kenotic foreign policy – in which crushing debt carried by nations such as Haiti

kenotic business practice – in which profits are secondary to safety, reliability, is summarily dismissed; and sustainability; where debt is not leveraged in order to amass fortunes that seduce others into debt they cannot afford;corruption are valued;

kenotic management – in which suggestions for improvement, or whistle-blowing

kenotic relationships – in which the well-being of the other is foremost.

In the twenty-first century C.E., some are calling for punishment of the speculators and managers responsible for the global financial melt-down of 2008-10. Others are holding individual people responsible for making poor choices, or for not having the good sense to avoid the deal that seemed too good to be true. But this is pious revenge. If justice is distributive, there is no need for punishment beyond the consequences already befalling all of us who are caught in the system. Jesus wept over the inability of the people to recognize the coming of the kingdom, and the consequences that result from that inability. As soon as we abandon justice-compassion, or ignore the consequences of our actions that lead to unjust systems, we are caught in the powerful currents that propel civilizations into empires.

Empire can happen when people begin to organize themselves into societies, but the good news is that Empire is not inevitable. Jesus’s followers included marginalized women, disempowered men, and impoverished families; recovered demoniacs, and people suffering from diseases and physical disabilities that left them beyond hope; desperate revolutionaries, and collaborators with the very systems that oppressed them all. Jesus pointed always away from himself and toward the discovery within and among his followers of a realm where distributive justice-compassion holds sway. His life and death were unmistakable illustrations of a radical abandonment of self-interest. So sign onto the Covenant. Pick up your smartphone and start making sustainable deals that ensure that no part of the interdependent web of life on this planet is compromised. That is the promise and the hope of Palm Sunday and the mandate of a resurrection faith.

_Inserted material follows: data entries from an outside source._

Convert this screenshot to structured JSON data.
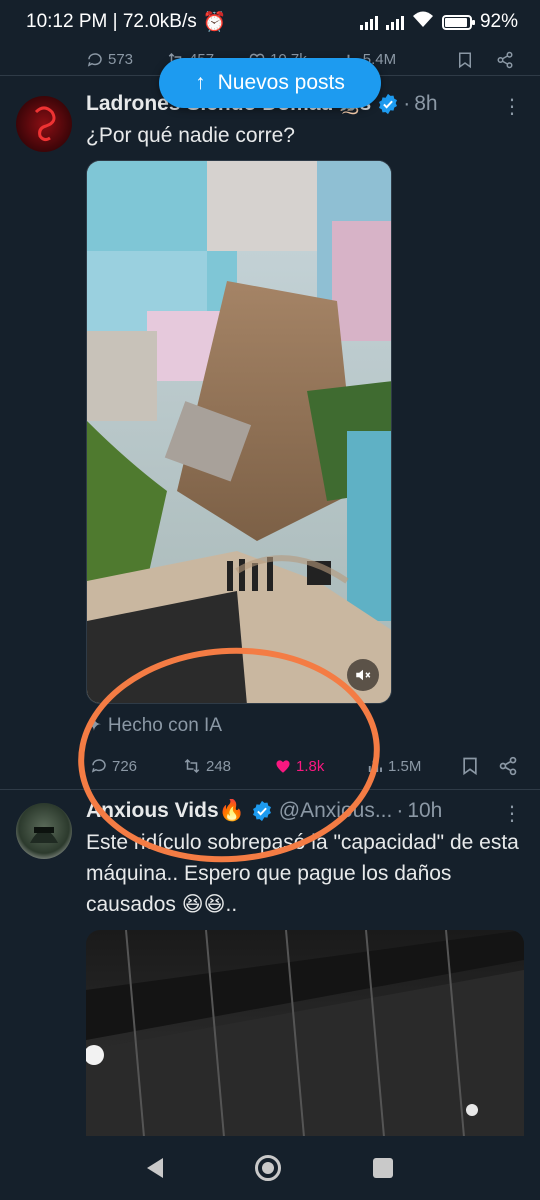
{
  "status_bar": {
    "time_speed": "10:12 PM | 72.0kB/s",
    "battery": "92%",
    "battery_level": 0.92
  },
  "previous_post_actions": {
    "replies": "573",
    "reposts": "457",
    "likes": "10.7k",
    "views": "5.4M"
  },
  "new_posts_pill": {
    "label": "Nuevos posts"
  },
  "posts": [
    {
      "author": "Ladrones Siendo Domad🐀s",
      "verified": true,
      "time": "8h",
      "text": "¿Por qué nadie corre?",
      "ai_label": "Hecho con IA",
      "replies": "726",
      "reposts": "248",
      "likes": "1.8k",
      "views": "1.5M",
      "liked": true
    },
    {
      "author": "Anxious Vids🔥",
      "handle": "@Anxious...",
      "verified": true,
      "time": "10h",
      "text": "Este ridículo sobrepasó la \"capacidad\" de esta máquina.. Espero que pague los daños causados 😆😆.."
    }
  ],
  "colors": {
    "background": "#15202b",
    "accent": "#1d9bf0",
    "like": "#f91880",
    "annotation": "#f47c44"
  }
}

John’s Jesus says, “I am the good shepherd. I know my sheep and my sheep know me, just as the Father knows me and I know the Father: So I give my life for my sheep. . . . This is the reason my Father loves me: I am giving up my life so I can take it back again. No one can take it away from me; I give it up freely. It’s my right to give it up, my right to take it back again. I have been charged with this responsibility by my Father” (John 10:11-16 [The Complete Gospels, Polebridge Press 2010]). The NRSV uses the word “power” instead of “right”; and claiming that right is indeed empowering. We have the right and the power to join the great work of justice-compassion or not. No one can compel us one way or the other. This power is both a birthright and a responsibility. Paradoxically, as Jesus’s life and death taught, to freely give up one’s life means to claim it irrevocably as one’s own.

Psalm 23 assures everyone that when the radical abandonment of self-interest in the service of distributive justice leads anyone into the valley of death, there is nothing to fear. The table is set, the cup is poured out, we are chosen, anointed, and ordained.

Sea Raven, D.Min.
(Author of the series Theology from Exile: Commentary on the Revised Common Lectionary for an Emerging Christianity)

Review & Commentary